Show that every dilation is one-to-one and uniformly continuous. Find an example of homeomorphic metric spaces which have no dilations from one onto the other. Let ( X1 , d1 ) and ( X 2 , d2 ) be metric spaces. Show that if f : X1 → X 2 is a dilation, then f −1 : f ( X1 ) → X1 is continuous. Show that » is not a fractal. Let f : » 2 → » 2 be a dilation. Prove the following: (a) f maps lines to lines. (b) f sends angles (pairs of rays emanating from a single point) to angles of equal size. (c) f maps circles to circles.
We will encounter more properties of metric spaces as we go. Show that if lim xn = a and if lim xn = b in a metric space, then a = b. Let (an ) be a nondecreasing sequence in » that is bounded from above. Show that (an ) converges.
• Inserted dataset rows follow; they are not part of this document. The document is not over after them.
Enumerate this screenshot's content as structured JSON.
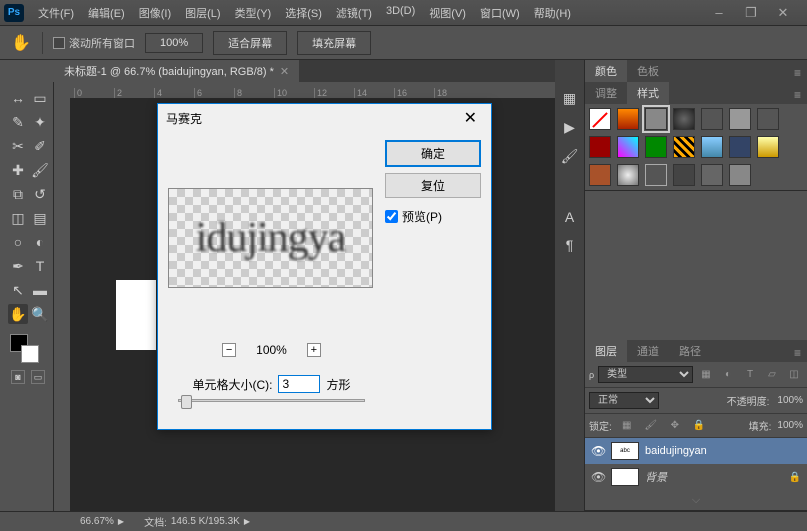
{
  "app": {
    "logo": "Ps"
  },
  "menu": [
    "文件(F)",
    "编辑(E)",
    "图像(I)",
    "图层(L)",
    "类型(Y)",
    "选择(S)",
    "滤镜(T)",
    "3D(D)",
    "视图(V)",
    "窗口(W)",
    "帮助(H)"
  ],
  "optbar": {
    "scroll_all": "滚动所有窗口",
    "zoom": "100%",
    "fit": "适合屏幕",
    "fill": "填充屏幕"
  },
  "doc": {
    "tab": "未标题-1 @ 66.7% (baidujingyan, RGB/8) *",
    "ruler_h": [
      "0",
      "2",
      "4",
      "6",
      "8",
      "10",
      "12",
      "14",
      "16",
      "18"
    ]
  },
  "dialog": {
    "title": "马赛克",
    "ok": "确定",
    "cancel": "复位",
    "preview_label": "预览(P)",
    "preview_text": "idujingya",
    "zoom": "100%",
    "cell_label": "单元格大小(C):",
    "cell_value": "3",
    "cell_unit": "方形"
  },
  "panels": {
    "color_tab": "颜色",
    "swatch_tab": "色板",
    "adjust_tab": "调整",
    "style_tab": "样式",
    "layers_tab": "图层",
    "channels_tab": "通道",
    "paths_tab": "路径",
    "kind_label": "类型",
    "blend_mode": "正常",
    "opacity_label": "不透明度:",
    "opacity_val": "100%",
    "lock_label": "锁定:",
    "fill_label": "填充:",
    "fill_val": "100%",
    "layer1": "baidujingyan",
    "layer2": "背景"
  },
  "status": {
    "zoom": "66.67%",
    "doc_label": "文档:",
    "doc_size": "146.5 K/195.3K"
  },
  "icons": {
    "hand": "✋",
    "minimize": "–",
    "restore": "❐",
    "close": "✕",
    "play": "▶",
    "char": "A",
    "para": "¶",
    "hist": "⟳",
    "swatch": "▦",
    "eye": "👁",
    "lock": "🔒",
    "menu": "≡"
  }
}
Prove Proposition 1. Let (A, d) be a metric subspace of (X, d). Prove that F is closed in A if and only if there is a closed subset G of X such that F = A ∩ G . Show that a subset A of a metric space X is closed if and only if every sequence (an ) of elements in A that converges in X also converges in A.
It is easy to show (we leave it to the reader) that nested topologies τ satisfy our axioms of topological spaces. 4. 4) consists of all of the points in the set of infinitely many pentagonal stars positioned as shown in the picture. 3 (only the first three members of that sequence are shown). The topological structure of the set X equipped with τ is obviously different from what one might expect just by viewing the object as a metric subspace of » 2 . Example 8: Order Topology Let X be equipped with a linear order <.
An Illustrated Introduction to Topology and Homotopy by Sasho Kalajdzievski